Search the entries below for "label" and copy each matching line.

Dataset rows describing interfaces:
"""

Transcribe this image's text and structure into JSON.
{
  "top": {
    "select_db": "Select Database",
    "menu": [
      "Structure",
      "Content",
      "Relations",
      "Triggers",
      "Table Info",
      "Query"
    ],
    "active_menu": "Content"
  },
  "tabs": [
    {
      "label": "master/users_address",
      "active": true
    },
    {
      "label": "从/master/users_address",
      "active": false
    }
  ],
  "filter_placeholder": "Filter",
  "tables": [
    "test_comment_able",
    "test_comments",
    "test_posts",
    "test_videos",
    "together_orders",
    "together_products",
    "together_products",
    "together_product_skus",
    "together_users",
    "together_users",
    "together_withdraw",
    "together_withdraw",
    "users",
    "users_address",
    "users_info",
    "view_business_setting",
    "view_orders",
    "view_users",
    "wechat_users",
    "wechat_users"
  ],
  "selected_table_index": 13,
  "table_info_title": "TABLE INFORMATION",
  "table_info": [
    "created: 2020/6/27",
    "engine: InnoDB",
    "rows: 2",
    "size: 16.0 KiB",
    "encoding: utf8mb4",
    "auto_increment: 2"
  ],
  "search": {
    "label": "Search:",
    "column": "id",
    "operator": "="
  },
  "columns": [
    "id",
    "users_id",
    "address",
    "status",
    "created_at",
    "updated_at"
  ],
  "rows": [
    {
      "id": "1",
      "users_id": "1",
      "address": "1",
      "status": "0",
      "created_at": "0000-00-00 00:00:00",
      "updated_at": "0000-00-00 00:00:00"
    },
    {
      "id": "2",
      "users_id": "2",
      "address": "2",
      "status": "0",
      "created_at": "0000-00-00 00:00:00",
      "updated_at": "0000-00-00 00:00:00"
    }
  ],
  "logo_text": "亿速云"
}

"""

Output of the exercise:
      "label": "master/users_address",
      "label": "从/master/users_address",
    "label": "Search:",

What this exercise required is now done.